That said, Brott struck a cautious note about producing opera in Hamilton Place.

"We want to make sure that whatever we build doesn't fail like the last one did," said Brott in an obvious reference to Opera Hamilton. "We are operating in a time and era where we really need the support of everybody who loves opera. We recognize that, in a sense, a lot of people have been burned in the process of not getting their tickets or not getting the subscriptions they paid for, and people not getting paid, and people loosing money who were on the board, all kinds of bad blood, if you will, around. And yet there's nothing wrong with the art form itself. We just have to be absolutely careful that we put one foot in front of the other and know where we're going and not disappoint anyone.
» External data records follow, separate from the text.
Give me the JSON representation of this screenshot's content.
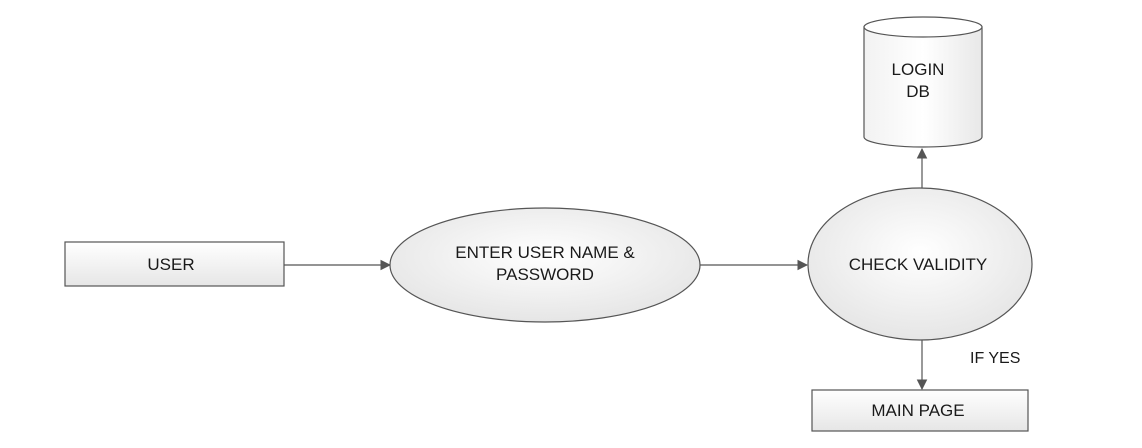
{
  "diagram": {
    "nodes": {
      "user": {
        "label": "USER"
      },
      "enter_credentials": {
        "label_lines": [
          "ENTER USER NAME &",
          "PASSWORD"
        ]
      },
      "check_validity": {
        "label": "CHECK VALIDITY"
      },
      "login_db": {
        "label_lines": [
          "LOGIN",
          "DB"
        ]
      },
      "main_page": {
        "label": "MAIN PAGE"
      }
    },
    "edges": {
      "validity_to_main_page": {
        "label": "IF YES"
      }
    }
  }
}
We've not disappointed anyone for 29 years and we don't intend to start now."

Tickets can be ordered through the Brott Festival box office at 905-525-7664 or online from Monday, April 11 onwards at www.brottmusic.com.

Leonard Turnevicius writes on classical music for The Hamilton Spectator.

leonardturnevicius@gmail.com